Exercise aim - Every entry below has to appear again in your reply, word for word, but no picture may.

Page and application data records -
§ §

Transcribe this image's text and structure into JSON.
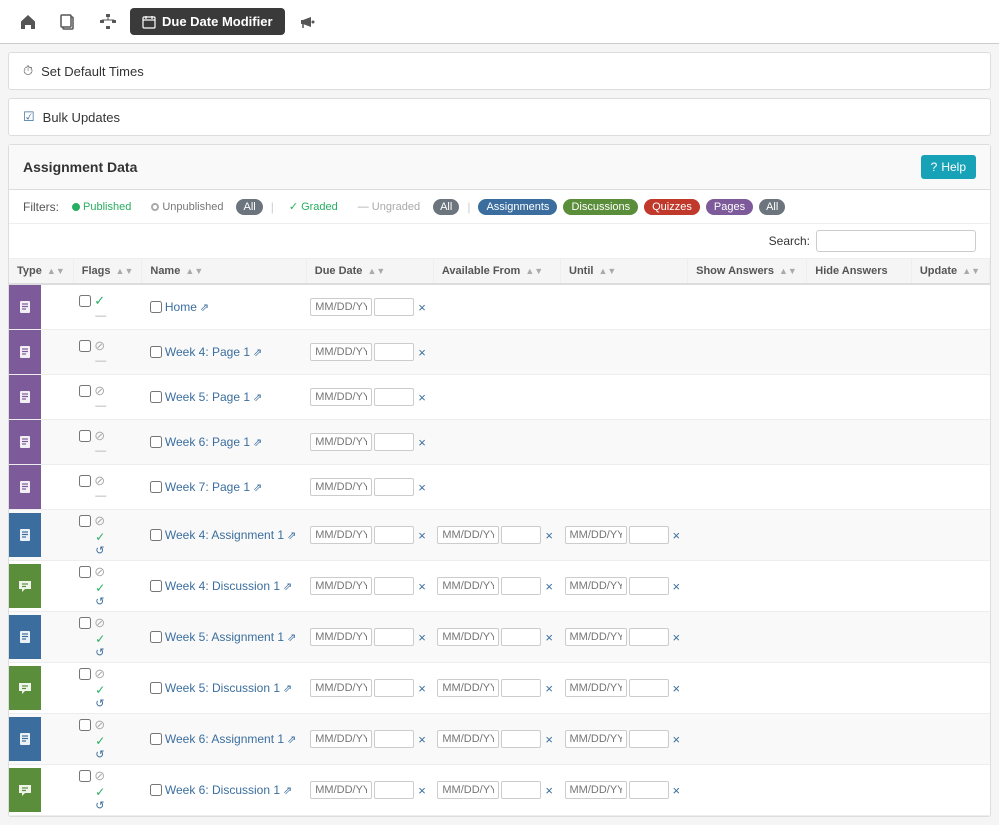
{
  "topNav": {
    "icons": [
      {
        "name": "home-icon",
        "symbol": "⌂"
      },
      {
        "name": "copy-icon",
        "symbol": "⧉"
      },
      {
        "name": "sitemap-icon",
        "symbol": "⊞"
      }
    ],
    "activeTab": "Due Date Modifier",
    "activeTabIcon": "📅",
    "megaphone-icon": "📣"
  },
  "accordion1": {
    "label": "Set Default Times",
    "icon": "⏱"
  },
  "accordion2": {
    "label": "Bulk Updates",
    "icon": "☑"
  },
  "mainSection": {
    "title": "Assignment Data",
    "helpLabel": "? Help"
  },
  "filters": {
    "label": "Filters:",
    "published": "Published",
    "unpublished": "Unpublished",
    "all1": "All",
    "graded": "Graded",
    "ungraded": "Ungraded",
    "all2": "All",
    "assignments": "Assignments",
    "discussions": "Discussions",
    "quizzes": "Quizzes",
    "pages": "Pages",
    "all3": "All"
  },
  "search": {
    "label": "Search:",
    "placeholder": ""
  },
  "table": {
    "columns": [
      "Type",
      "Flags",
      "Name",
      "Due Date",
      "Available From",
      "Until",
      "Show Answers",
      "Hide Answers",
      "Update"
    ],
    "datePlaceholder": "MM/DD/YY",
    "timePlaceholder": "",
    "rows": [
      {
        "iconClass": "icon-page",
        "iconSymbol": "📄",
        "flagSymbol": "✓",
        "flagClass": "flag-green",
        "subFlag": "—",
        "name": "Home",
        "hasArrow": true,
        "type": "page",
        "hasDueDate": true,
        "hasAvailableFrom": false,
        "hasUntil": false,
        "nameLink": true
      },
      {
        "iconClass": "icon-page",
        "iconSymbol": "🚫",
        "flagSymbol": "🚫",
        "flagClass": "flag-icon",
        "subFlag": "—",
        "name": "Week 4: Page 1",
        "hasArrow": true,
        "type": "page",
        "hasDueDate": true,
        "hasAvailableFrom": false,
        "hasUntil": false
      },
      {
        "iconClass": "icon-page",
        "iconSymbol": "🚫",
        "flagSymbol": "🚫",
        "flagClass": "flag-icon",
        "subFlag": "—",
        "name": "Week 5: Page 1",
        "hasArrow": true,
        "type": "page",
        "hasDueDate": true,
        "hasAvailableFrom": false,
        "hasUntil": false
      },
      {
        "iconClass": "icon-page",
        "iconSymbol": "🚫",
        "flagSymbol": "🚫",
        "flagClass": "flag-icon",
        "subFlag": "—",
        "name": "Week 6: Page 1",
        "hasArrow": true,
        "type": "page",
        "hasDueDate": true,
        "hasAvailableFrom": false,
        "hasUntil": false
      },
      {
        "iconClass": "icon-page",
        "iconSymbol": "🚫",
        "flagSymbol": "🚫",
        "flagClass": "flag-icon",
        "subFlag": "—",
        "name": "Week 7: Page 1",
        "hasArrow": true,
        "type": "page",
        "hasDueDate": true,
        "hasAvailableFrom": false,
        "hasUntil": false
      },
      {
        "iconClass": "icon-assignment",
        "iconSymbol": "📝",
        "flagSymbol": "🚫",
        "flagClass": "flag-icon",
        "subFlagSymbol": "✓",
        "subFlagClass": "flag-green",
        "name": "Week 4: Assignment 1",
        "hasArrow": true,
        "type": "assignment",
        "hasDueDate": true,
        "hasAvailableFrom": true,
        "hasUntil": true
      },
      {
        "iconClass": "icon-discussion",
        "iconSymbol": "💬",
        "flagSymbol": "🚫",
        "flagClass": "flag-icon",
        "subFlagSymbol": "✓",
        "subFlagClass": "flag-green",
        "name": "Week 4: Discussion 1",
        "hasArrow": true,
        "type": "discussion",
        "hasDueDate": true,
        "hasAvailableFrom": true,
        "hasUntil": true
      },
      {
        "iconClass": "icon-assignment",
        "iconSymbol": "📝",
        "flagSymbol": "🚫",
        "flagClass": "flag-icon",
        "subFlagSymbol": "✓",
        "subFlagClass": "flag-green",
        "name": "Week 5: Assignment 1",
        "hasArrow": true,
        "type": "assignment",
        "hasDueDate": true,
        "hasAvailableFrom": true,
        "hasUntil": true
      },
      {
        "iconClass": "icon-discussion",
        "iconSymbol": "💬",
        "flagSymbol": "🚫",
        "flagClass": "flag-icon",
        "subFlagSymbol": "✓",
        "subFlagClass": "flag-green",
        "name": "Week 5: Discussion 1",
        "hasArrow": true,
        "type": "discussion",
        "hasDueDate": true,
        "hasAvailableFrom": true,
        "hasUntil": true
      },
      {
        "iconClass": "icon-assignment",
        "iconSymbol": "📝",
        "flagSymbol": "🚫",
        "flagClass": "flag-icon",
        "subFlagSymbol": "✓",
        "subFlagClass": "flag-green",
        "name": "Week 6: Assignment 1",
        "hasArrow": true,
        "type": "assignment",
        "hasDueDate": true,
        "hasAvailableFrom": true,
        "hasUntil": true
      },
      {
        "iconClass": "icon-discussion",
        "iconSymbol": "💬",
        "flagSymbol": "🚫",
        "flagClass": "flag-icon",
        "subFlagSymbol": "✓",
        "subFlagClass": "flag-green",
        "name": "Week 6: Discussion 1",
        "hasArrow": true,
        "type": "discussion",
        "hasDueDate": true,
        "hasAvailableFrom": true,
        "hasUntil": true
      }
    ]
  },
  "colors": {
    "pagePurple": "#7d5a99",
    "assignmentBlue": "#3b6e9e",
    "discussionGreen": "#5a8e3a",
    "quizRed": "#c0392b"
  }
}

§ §

Problem solution -
Transcribe this image's text and structure into JSON.
{
  "topNav": {
    "icons": [
      {
        "name": "home-icon",
        "symbol": "⌂"
      },
      {
        "name": "copy-icon",
        "symbol": "⧉"
      },
      {
        "name": "sitemap-icon",
        "symbol": "⊞"
      }
    ],
    "activeTab": "Due Date Modifier",
    "activeTabIcon": "📅",
    "megaphone-icon": "📣"
  },
  "accordion1": {
    "label": "Set Default Times",
    "icon": "⏱"
  },
  "accordion2": {
    "label": "Bulk Updates",
    "icon": "☑"
  },
  "mainSection": {
    "title": "Assignment Data",
    "helpLabel": "? Help"
  },
  "filters": {
    "label": "Filters:",
    "published": "Published",
    "unpublished": "Unpublished",
    "all1": "All",
    "graded": "Graded",
    "ungraded": "Ungraded",
    "all2": "All",
    "assignments": "Assignments",
    "discussions": "Discussions",
    "quizzes": "Quizzes",
    "pages": "Pages",
    "all3": "All"
  },
  "search": {
    "label": "Search:",
    "placeholder": ""
  },
  "table": {
    "columns": [
      "Type",
      "Flags",
      "Name",
      "Due Date",
      "Available From",
      "Until",
      "Show Answers",
      "Hide Answers",
      "Update"
    ],
    "datePlaceholder": "MM/DD/YY",
    "timePlaceholder": "",
    "rows": [
      {
        "iconClass": "icon-page",
        "iconSymbol": "📄",
        "flagSymbol": "✓",
        "flagClass": "flag-green",
        "subFlag": "—",
        "name": "Home",
        "hasArrow": true,
        "type": "page",
        "hasDueDate": true,
        "hasAvailableFrom": false,
        "hasUntil": false,
        "nameLink": true
      },
      {
        "iconClass": "icon-page",
        "iconSymbol": "🚫",
        "flagSymbol": "🚫",
        "flagClass": "flag-icon",
        "subFlag": "—",
        "name": "Week 4: Page 1",
        "hasArrow": true,
        "type": "page",
        "hasDueDate": true,
        "hasAvailableFrom": false,
        "hasUntil": false
      },
      {
        "iconClass": "icon-page",
        "iconSymbol": "🚫",
        "flagSymbol": "🚫",
        "flagClass": "flag-icon",
        "subFlag": "—",
        "name": "Week 5: Page 1",
        "hasArrow": true,
        "type": "page",
        "hasDueDate": true,
        "hasAvailableFrom": false,
        "hasUntil": false
      },
      {
        "iconClass": "icon-page",
        "iconSymbol": "🚫",
        "flagSymbol": "🚫",
        "flagClass": "flag-icon",
        "subFlag": "—",
        "name": "Week 6: Page 1",
        "hasArrow": true,
        "type": "page",
        "hasDueDate": true,
        "hasAvailableFrom": false,
        "hasUntil": false
      },
      {
        "iconClass": "icon-page",
        "iconSymbol": "🚫",
        "flagSymbol": "🚫",
        "flagClass": "flag-icon",
        "subFlag": "—",
        "name": "Week 7: Page 1",
        "hasArrow": true,
        "type": "page",
        "hasDueDate": true,
        "hasAvailableFrom": false,
        "hasUntil": false
      },
      {
        "iconClass": "icon-assignment",
        "iconSymbol": "📝",
        "flagSymbol": "🚫",
        "flagClass": "flag-icon",
        "subFlagSymbol": "✓",
        "subFlagClass": "flag-green",
        "name": "Week 4: Assignment 1",
        "hasArrow": true,
        "type": "assignment",
        "hasDueDate": true,
        "hasAvailableFrom": true,
        "hasUntil": true
      },
      {
        "iconClass": "icon-discussion",
        "iconSymbol": "💬",
        "flagSymbol": "🚫",
        "flagClass": "flag-icon",
        "subFlagSymbol": "✓",
        "subFlagClass": "flag-green",
        "name": "Week 4: Discussion 1",
        "hasArrow": true,
        "type": "discussion",
        "hasDueDate": true,
        "hasAvailableFrom": true,
        "hasUntil": true
      },
      {
        "iconClass": "icon-assignment",
        "iconSymbol": "📝",
        "flagSymbol": "🚫",
        "flagClass": "flag-icon",
        "subFlagSymbol": "✓",
        "subFlagClass": "flag-green",
        "name": "Week 5: Assignment 1",
        "hasArrow": true,
        "type": "assignment",
        "hasDueDate": true,
        "hasAvailableFrom": true,
        "hasUntil": true
      },
      {
        "iconClass": "icon-discussion",
        "iconSymbol": "💬",
        "flagSymbol": "🚫",
        "flagClass": "flag-icon",
        "subFlagSymbol": "✓",
        "subFlagClass": "flag-green",
        "name": "Week 5: Discussion 1",
        "hasArrow": true,
        "type": "discussion",
        "hasDueDate": true,
        "hasAvailableFrom": true,
        "hasUntil": true
      },
      {
        "iconClass": "icon-assignment",
        "iconSymbol": "📝",
        "flagSymbol": "🚫",
        "flagClass": "flag-icon",
        "subFlagSymbol": "✓",
        "subFlagClass": "flag-green",
        "name": "Week 6: Assignment 1",
        "hasArrow": true,
        "type": "assignment",
        "hasDueDate": true,
        "hasAvailableFrom": true,
        "hasUntil": true
      },
      {
        "iconClass": "icon-discussion",
        "iconSymbol": "💬",
        "flagSymbol": "🚫",
        "flagClass": "flag-icon",
        "subFlagSymbol": "✓",
        "subFlagClass": "flag-green",
        "name": "Week 6: Discussion 1",
        "hasArrow": true,
        "type": "discussion",
        "hasDueDate": true,
        "hasAvailableFrom": true,
        "hasUntil": true
      }
    ]
  },
  "colors": {
    "pagePurple": "#7d5a99",
    "assignmentBlue": "#3b6e9e",
    "discussionGreen": "#5a8e3a",
    "quizRed": "#c0392b"
  }
}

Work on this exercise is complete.